■ EXERCISE REQUIREMENTS ■
Which lines of the data below contain "true"? Please show them all.

■ DATA EXTRACT ■

■ ■ ■

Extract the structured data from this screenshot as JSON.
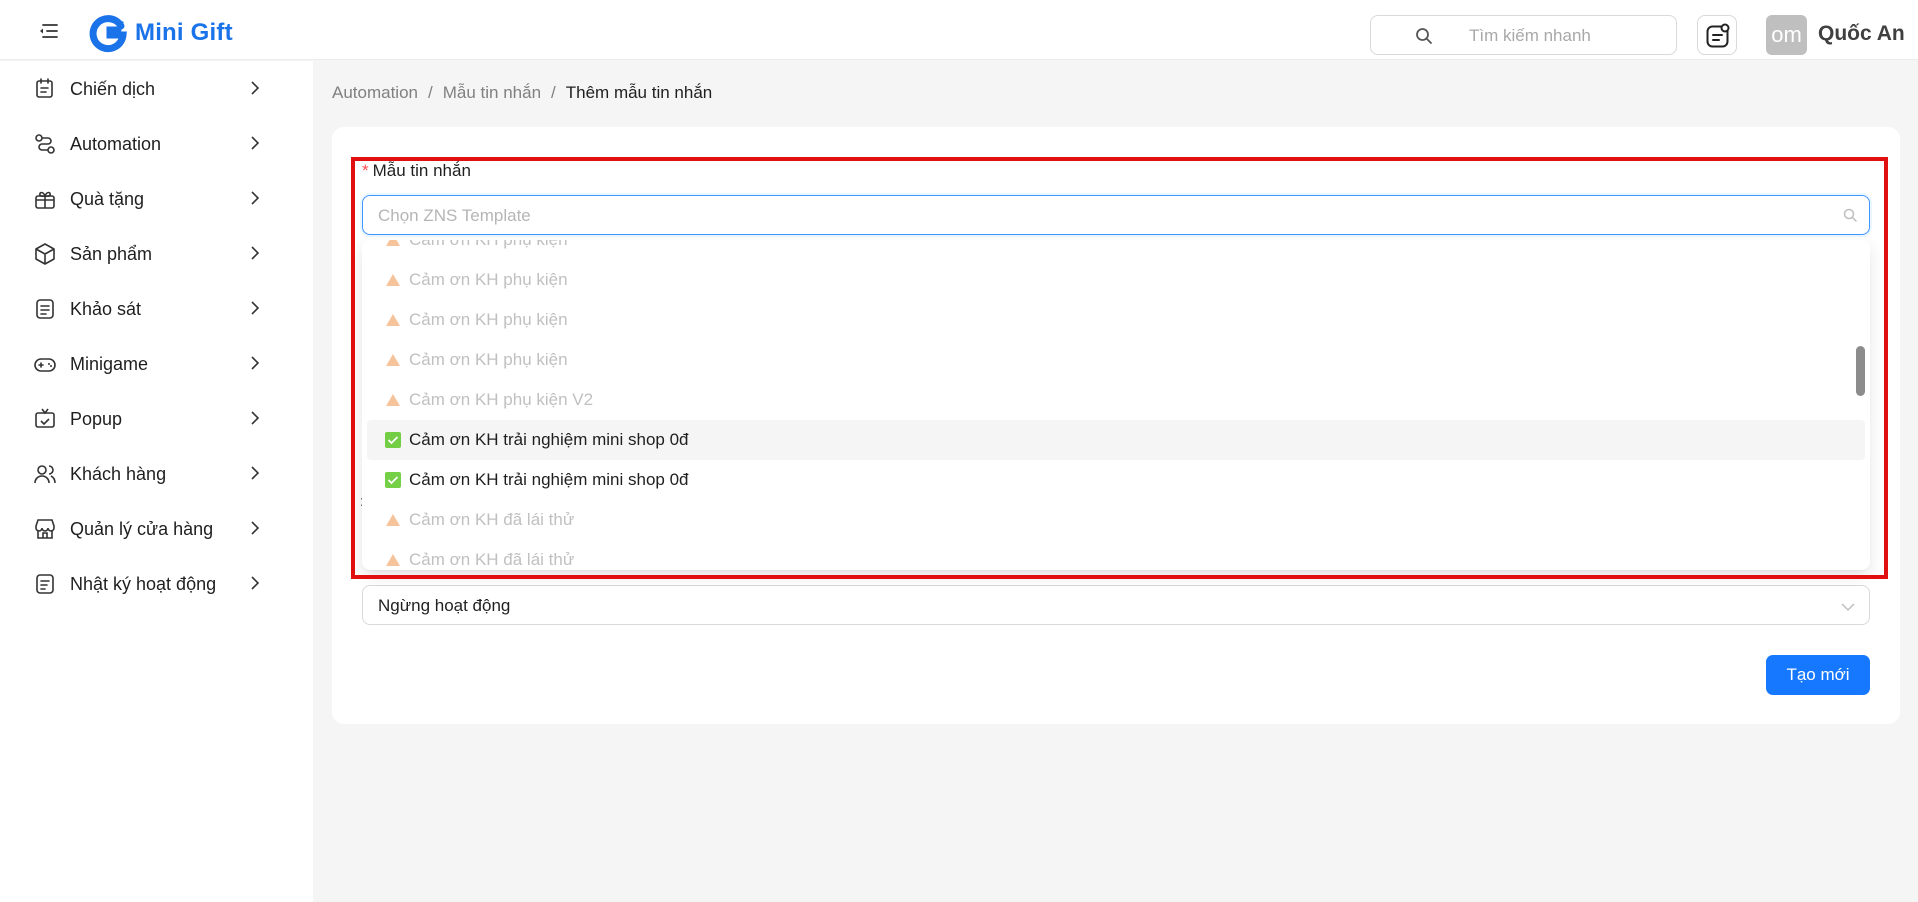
{
  "header": {
    "brand": "Mini Gift",
    "search_placeholder": "Tìm kiếm nhanh",
    "avatar_text": "om",
    "username": "Quốc An"
  },
  "sidebar": {
    "items": [
      {
        "label": "Chiến dịch",
        "icon": "campaign-icon"
      },
      {
        "label": "Automation",
        "icon": "automation-icon"
      },
      {
        "label": "Quà tặng",
        "icon": "gift-icon"
      },
      {
        "label": "Sản phẩm",
        "icon": "product-box-icon"
      },
      {
        "label": "Khảo sát",
        "icon": "survey-icon"
      },
      {
        "label": "Minigame",
        "icon": "gamepad-icon"
      },
      {
        "label": "Popup",
        "icon": "popup-icon"
      },
      {
        "label": "Khách hàng",
        "icon": "customers-icon"
      },
      {
        "label": "Quản lý cửa hàng",
        "icon": "store-icon"
      },
      {
        "label": "Nhật ký hoạt động",
        "icon": "activity-log-icon"
      }
    ]
  },
  "breadcrumb": {
    "items": [
      "Automation",
      "Mẫu tin nhắn",
      "Thêm mẫu tin nhắn"
    ]
  },
  "form": {
    "template_label": "Mẫu tin nhắn",
    "template_placeholder": "Chọn ZNS Template",
    "options": [
      {
        "text": "Cảm ơn KH phụ kiện",
        "status": "disabled"
      },
      {
        "text": "Cảm ơn KH phụ kiện",
        "status": "disabled"
      },
      {
        "text": "Cảm ơn KH phụ kiện",
        "status": "disabled"
      },
      {
        "text": "Cảm ơn KH phụ kiện",
        "status": "disabled"
      },
      {
        "text": "Cảm ơn KH phụ kiện V2",
        "status": "disabled"
      },
      {
        "text": "Cảm ơn KH trải nghiệm mini shop 0đ",
        "status": "enabled"
      },
      {
        "text": "Cảm ơn KH trải nghiệm mini shop 0đ",
        "status": "enabled"
      },
      {
        "text": "Cảm ơn KH đã lái thử",
        "status": "disabled"
      },
      {
        "text": "Cảm ơn KH đã lái thử",
        "status": "disabled"
      }
    ],
    "status_value": "Ngừng hoạt động",
    "create_label": "Tạo mới"
  },
  "colors": {
    "brand": "#1a73e8",
    "primary_button": "#1677ff",
    "highlight_border": "#e01010",
    "warning_icon": "#f6b98a",
    "check_icon": "#52c41a"
  }
}
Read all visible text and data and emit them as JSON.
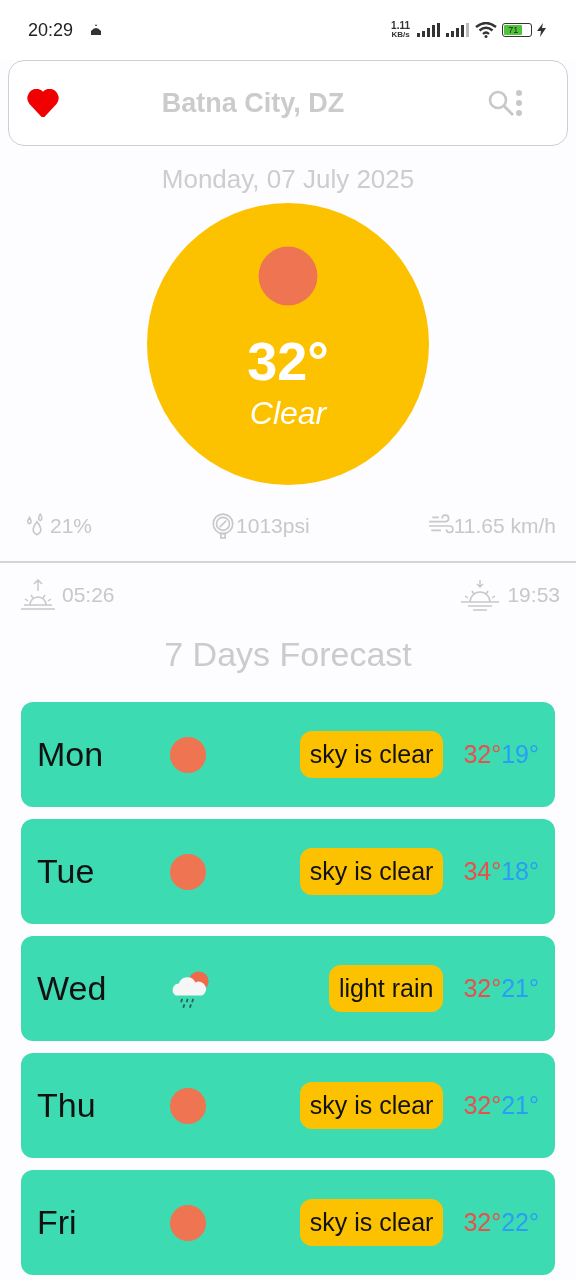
{
  "status_bar": {
    "time": "20:29",
    "speed_value": "1.11",
    "speed_unit": "KB/s",
    "battery": "71"
  },
  "header": {
    "city": "Batna City, DZ",
    "favorite": true
  },
  "date": "Monday, 07 July 2025",
  "current": {
    "temperature": "32°",
    "condition": "Clear",
    "kind": "sun"
  },
  "stats": [
    {
      "kind": "humidity",
      "value": "21%"
    },
    {
      "kind": "pressure",
      "value": "1013psi"
    },
    {
      "kind": "wind",
      "value": "11.65 km/h"
    }
  ],
  "sun": {
    "sunrise": "05:26",
    "sunset": "19:53"
  },
  "forecast_title": "7 Days Forecast",
  "forecast": [
    {
      "day": "Mon",
      "kind": "sun",
      "description": "sky is clear",
      "high": "32°",
      "low": "19°"
    },
    {
      "day": "Tue",
      "kind": "sun",
      "description": "sky is clear",
      "high": "34°",
      "low": "18°"
    },
    {
      "day": "Wed",
      "kind": "rain",
      "description": "light rain",
      "high": "32°",
      "low": "21°"
    },
    {
      "day": "Thu",
      "kind": "sun",
      "description": "sky is clear",
      "high": "32°",
      "low": "21°"
    },
    {
      "day": "Fri",
      "kind": "sun",
      "description": "sky is clear",
      "high": "32°",
      "low": "22°"
    }
  ]
}
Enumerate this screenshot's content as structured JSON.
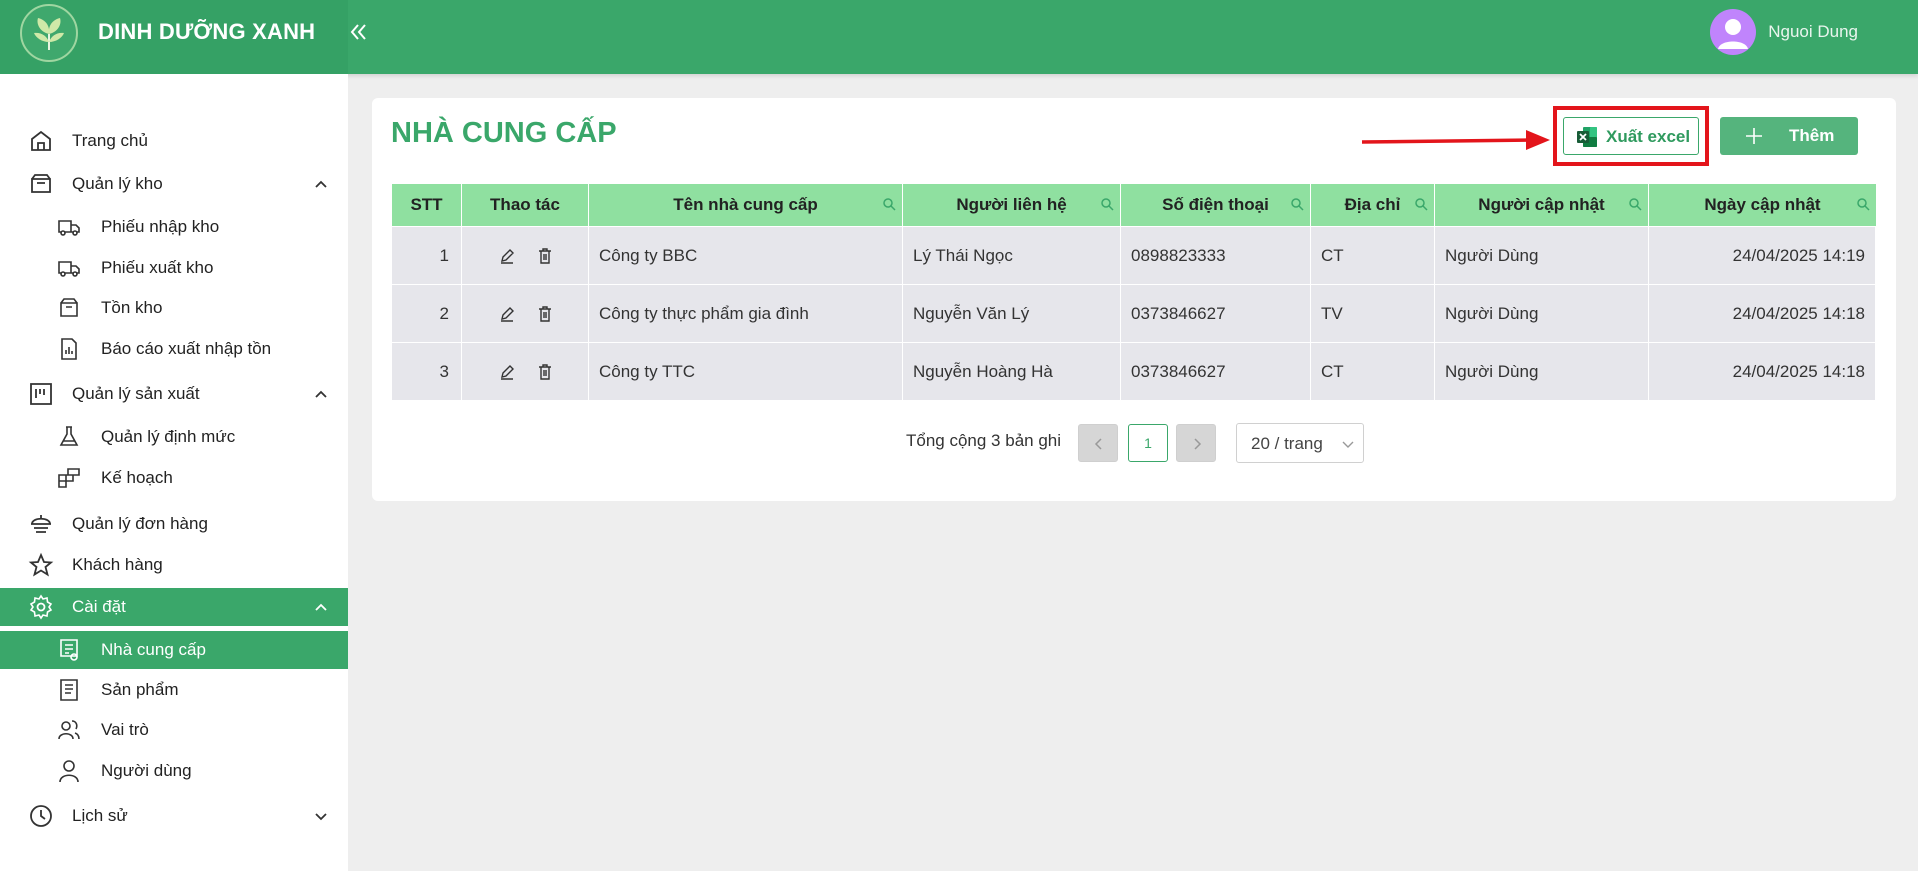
{
  "header": {
    "brand": "DINH DƯỠNG XANH",
    "user_name": "Nguoi Dung",
    "colors": {
      "primary": "#3aa76a",
      "avatar": "#c084fc"
    }
  },
  "sidebar": {
    "items": [
      {
        "label": "Trang chủ",
        "icon": "home-icon",
        "level": 1
      },
      {
        "label": "Quản lý kho",
        "icon": "box-icon",
        "level": 1,
        "expanded": true
      },
      {
        "label": "Phiếu nhập kho",
        "icon": "truck-in-icon",
        "level": 2
      },
      {
        "label": "Phiếu xuất kho",
        "icon": "truck-out-icon",
        "level": 2
      },
      {
        "label": "Tồn kho",
        "icon": "inventory-icon",
        "level": 2
      },
      {
        "label": "Báo cáo xuất nhập tồn",
        "icon": "report-icon",
        "level": 2
      },
      {
        "label": "Quản lý sản xuất",
        "icon": "factory-icon",
        "level": 1,
        "expanded": true
      },
      {
        "label": "Quản lý định mức",
        "icon": "flask-icon",
        "level": 2
      },
      {
        "label": "Kế hoạch",
        "icon": "plan-icon",
        "level": 2
      },
      {
        "label": "Quản lý đơn hàng",
        "icon": "orders-icon",
        "level": 1
      },
      {
        "label": "Khách hàng",
        "icon": "star-icon",
        "level": 1
      },
      {
        "label": "Cài đặt",
        "icon": "settings-icon",
        "level": 1,
        "expanded": true,
        "active": true
      },
      {
        "label": "Nhà cung cấp",
        "icon": "supplier-icon",
        "level": 2,
        "active": true
      },
      {
        "label": "Sản phẩm",
        "icon": "product-icon",
        "level": 2
      },
      {
        "label": "Vai trò",
        "icon": "role-icon",
        "level": 2
      },
      {
        "label": "Người dùng",
        "icon": "user-icon",
        "level": 2
      },
      {
        "label": "Lịch sử",
        "icon": "history-icon",
        "level": 1,
        "expanded": false
      }
    ]
  },
  "main": {
    "title": "NHÀ CUNG CẤP",
    "export_label": "Xuất excel",
    "add_label": "Thêm",
    "table": {
      "columns": [
        "STT",
        "Thao tác",
        "Tên nhà cung cấp",
        "Người liên hệ",
        "Số điện thoại",
        "Địa chỉ",
        "Người cập nhật",
        "Ngày cập nhật"
      ],
      "rows": [
        {
          "stt": "1",
          "name": "Công ty BBC",
          "contact": "Lý Thái Ngọc",
          "phone": "0898823333",
          "address": "CT",
          "updated_by": "Người Dùng",
          "updated_at": "24/04/2025 14:19"
        },
        {
          "stt": "2",
          "name": "Công ty thực phẩm gia đình",
          "contact": "Nguyễn Văn Lý",
          "phone": "0373846627",
          "address": "TV",
          "updated_by": "Người Dùng",
          "updated_at": "24/04/2025 14:18"
        },
        {
          "stt": "3",
          "name": "Công ty TTC",
          "contact": "Nguyễn Hoàng Hà",
          "phone": "0373846627",
          "address": "CT",
          "updated_by": "Người Dùng",
          "updated_at": "24/04/2025 14:18"
        }
      ]
    },
    "pagination": {
      "total_text": "Tổng cộng 3 bản ghi",
      "current_page": "1",
      "page_size": "20 / trang"
    }
  }
}
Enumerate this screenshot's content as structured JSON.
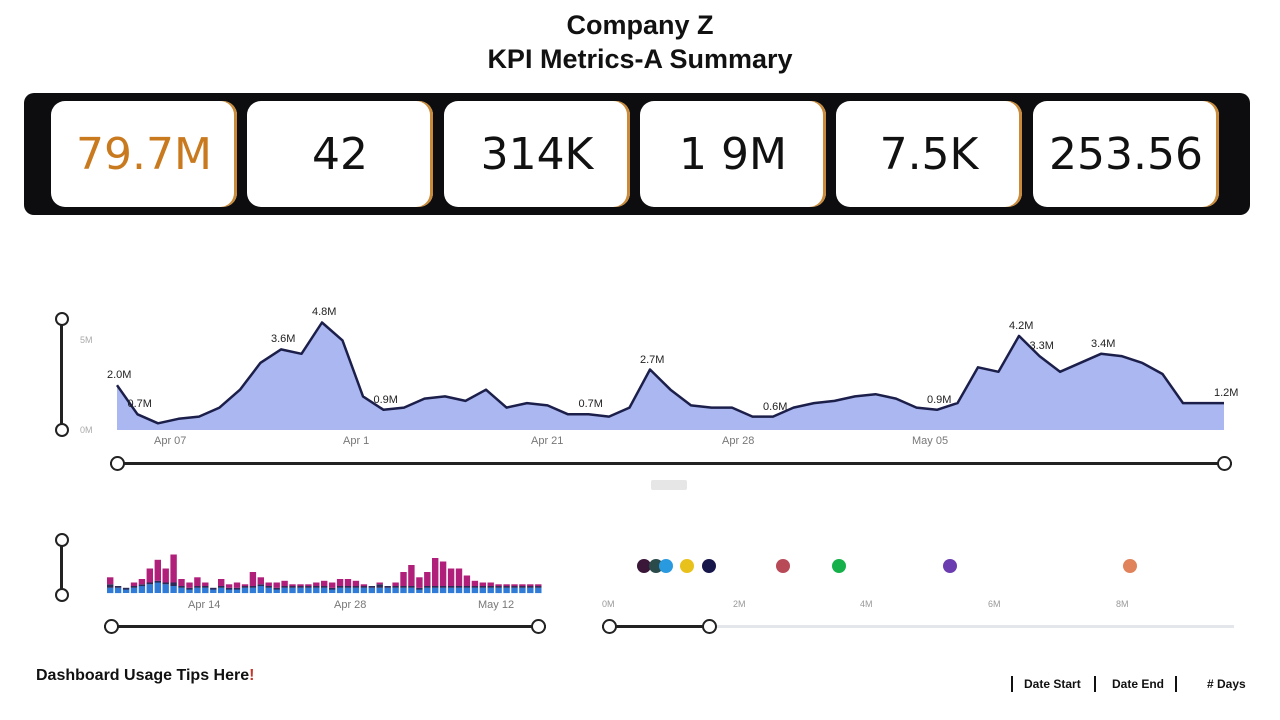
{
  "header": {
    "company": "Company Z",
    "subtitle": "KPI Metrics-A Summary"
  },
  "kpis": [
    "79.7M",
    "42",
    "314K",
    "1 9M",
    "7.5K",
    "253.56"
  ],
  "colors": {
    "kpi_accent": "#c97a1f",
    "area_fill": "#aab7f1",
    "area_line": "#1c1f4a",
    "bar_magenta": "#b0207a",
    "bar_blue": "#2f7bd6",
    "bar_dark": "#2c2c5a"
  },
  "chart_data": [
    {
      "type": "area",
      "x_tick_labels": [
        "Apr 07",
        "Apr 1",
        "Apr 21",
        "Apr 28",
        "May 05"
      ],
      "y_tick_labels": [
        "5M",
        "0M"
      ],
      "ylim": [
        0,
        5
      ],
      "y_unit": "M",
      "values": [
        2.0,
        0.7,
        0.3,
        0.5,
        0.6,
        1.0,
        1.8,
        3.0,
        3.6,
        3.4,
        4.8,
        4.0,
        1.5,
        0.9,
        1.0,
        1.4,
        1.5,
        1.3,
        1.8,
        1.0,
        1.2,
        1.1,
        0.7,
        0.7,
        0.6,
        1.0,
        2.7,
        1.8,
        1.1,
        1.0,
        1.0,
        0.6,
        0.6,
        1.0,
        1.2,
        1.3,
        1.5,
        1.6,
        1.4,
        1.0,
        0.9,
        1.2,
        2.8,
        2.6,
        4.2,
        3.3,
        2.6,
        3.0,
        3.4,
        3.3,
        3.0,
        2.5,
        1.2,
        1.2,
        1.2
      ],
      "point_labels": [
        {
          "index": 0,
          "text": "2.0M"
        },
        {
          "index": 1,
          "text": "0.7M"
        },
        {
          "index": 8,
          "text": "3.6M"
        },
        {
          "index": 10,
          "text": "4.8M"
        },
        {
          "index": 13,
          "text": "0.9M"
        },
        {
          "index": 23,
          "text": "0.7M"
        },
        {
          "index": 26,
          "text": "2.7M"
        },
        {
          "index": 32,
          "text": "0.6M"
        },
        {
          "index": 40,
          "text": "0.9M"
        },
        {
          "index": 44,
          "text": "4.2M"
        },
        {
          "index": 45,
          "text": "3.3M"
        },
        {
          "index": 48,
          "text": "3.4M"
        },
        {
          "index": 54,
          "text": "1.2M"
        }
      ]
    },
    {
      "type": "bar",
      "stacked": true,
      "x_tick_labels": [
        "Apr 14",
        "Apr 28",
        "May 12"
      ],
      "series": [
        {
          "values": [
            3,
            3,
            2,
            3,
            4,
            5,
            6,
            5,
            4,
            3,
            2,
            3,
            3,
            2,
            3,
            2,
            2,
            3,
            3,
            4,
            3,
            2,
            3,
            3,
            3,
            3,
            3,
            3,
            2,
            3,
            3,
            3,
            3,
            3,
            3,
            3,
            3,
            3,
            3,
            2,
            3,
            3,
            3,
            3,
            3,
            3,
            3,
            3,
            3,
            3,
            3,
            3,
            3,
            3,
            3
          ]
        },
        {
          "values": [
            2,
            1,
            1,
            1,
            1,
            1,
            1,
            1,
            2,
            1,
            1,
            1,
            1,
            1,
            1,
            1,
            1,
            1,
            1,
            1,
            1,
            1,
            1,
            1,
            1,
            1,
            1,
            1,
            1,
            1,
            1,
            1,
            1,
            1,
            2,
            1,
            1,
            1,
            1,
            1,
            1,
            1,
            1,
            1,
            1,
            1,
            1,
            1,
            1,
            1,
            1,
            1,
            1,
            1,
            1
          ]
        },
        {
          "values": [
            4,
            0,
            0,
            2,
            3,
            8,
            12,
            8,
            16,
            4,
            3,
            5,
            2,
            0,
            4,
            2,
            3,
            1,
            8,
            4,
            2,
            3,
            3,
            1,
            1,
            1,
            2,
            3,
            3,
            4,
            4,
            3,
            1,
            0,
            1,
            0,
            2,
            8,
            12,
            6,
            8,
            16,
            14,
            10,
            10,
            6,
            3,
            2,
            2,
            1,
            1,
            1,
            1,
            1,
            1
          ]
        }
      ]
    },
    {
      "type": "scatter",
      "x_tick_labels": [
        "0M",
        "2M",
        "4M",
        "6M",
        "8M"
      ],
      "xlim": [
        0,
        8
      ],
      "points": [
        {
          "x": 0.25,
          "color": "#3a1638"
        },
        {
          "x": 0.45,
          "color": "#2b4a4a"
        },
        {
          "x": 0.62,
          "color": "#2a9ae0"
        },
        {
          "x": 0.95,
          "color": "#e8c21a"
        },
        {
          "x": 1.3,
          "color": "#16164a"
        },
        {
          "x": 2.5,
          "color": "#b84a58"
        },
        {
          "x": 3.4,
          "color": "#16b04a"
        },
        {
          "x": 5.2,
          "color": "#6a3cb0"
        },
        {
          "x": 8.1,
          "color": "#e0825a"
        }
      ]
    }
  ],
  "footer": {
    "tips_label": "Dashboard Usage Tips Here",
    "tips_mark": "!",
    "date_start": "Date Start",
    "date_end": "Date End",
    "days": "# Days"
  }
}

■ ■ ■

■ REPLY ■
    "favorite": true
        "expanded": true
        "expanded": true
        "expanded": true,
        "active": true
        "active": true
      "stacked": true,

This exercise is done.